### WHAT YOU SHOULD DO
Search the records for the word "frame" and copy every line in which it occurs.

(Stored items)
+++

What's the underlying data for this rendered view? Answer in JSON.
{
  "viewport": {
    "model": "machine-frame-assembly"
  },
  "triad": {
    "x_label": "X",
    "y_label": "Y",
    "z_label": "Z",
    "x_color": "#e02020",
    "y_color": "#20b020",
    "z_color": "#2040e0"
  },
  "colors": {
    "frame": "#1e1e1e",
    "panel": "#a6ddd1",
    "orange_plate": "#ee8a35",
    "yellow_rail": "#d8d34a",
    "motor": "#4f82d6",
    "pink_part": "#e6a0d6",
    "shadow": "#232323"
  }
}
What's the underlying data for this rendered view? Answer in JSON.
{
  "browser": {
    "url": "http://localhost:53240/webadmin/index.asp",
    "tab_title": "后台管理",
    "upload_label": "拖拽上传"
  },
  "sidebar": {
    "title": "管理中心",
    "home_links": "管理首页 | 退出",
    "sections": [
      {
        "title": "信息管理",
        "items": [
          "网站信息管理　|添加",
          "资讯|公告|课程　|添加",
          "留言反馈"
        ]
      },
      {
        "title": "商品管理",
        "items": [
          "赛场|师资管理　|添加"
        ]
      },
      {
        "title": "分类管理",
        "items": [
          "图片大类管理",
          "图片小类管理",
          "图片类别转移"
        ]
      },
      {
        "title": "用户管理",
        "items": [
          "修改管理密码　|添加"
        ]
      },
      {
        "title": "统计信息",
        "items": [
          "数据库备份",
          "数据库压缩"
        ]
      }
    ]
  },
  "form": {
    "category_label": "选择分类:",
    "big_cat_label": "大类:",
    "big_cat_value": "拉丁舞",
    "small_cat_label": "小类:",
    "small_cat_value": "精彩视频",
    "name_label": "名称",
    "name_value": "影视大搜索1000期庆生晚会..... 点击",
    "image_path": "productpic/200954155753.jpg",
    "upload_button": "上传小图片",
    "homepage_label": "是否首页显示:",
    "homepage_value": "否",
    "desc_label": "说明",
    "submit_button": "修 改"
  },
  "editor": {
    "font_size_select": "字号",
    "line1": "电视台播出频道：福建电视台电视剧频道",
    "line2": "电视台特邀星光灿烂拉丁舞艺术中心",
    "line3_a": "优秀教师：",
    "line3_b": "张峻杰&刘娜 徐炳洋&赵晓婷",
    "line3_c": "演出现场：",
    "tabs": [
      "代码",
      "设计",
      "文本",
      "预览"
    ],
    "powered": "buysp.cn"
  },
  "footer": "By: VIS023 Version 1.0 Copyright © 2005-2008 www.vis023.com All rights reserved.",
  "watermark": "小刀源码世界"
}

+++

### OUTPUT FOR THIS TASK
    "model": "machine-frame-assembly"
    "frame": "#1e1e1e",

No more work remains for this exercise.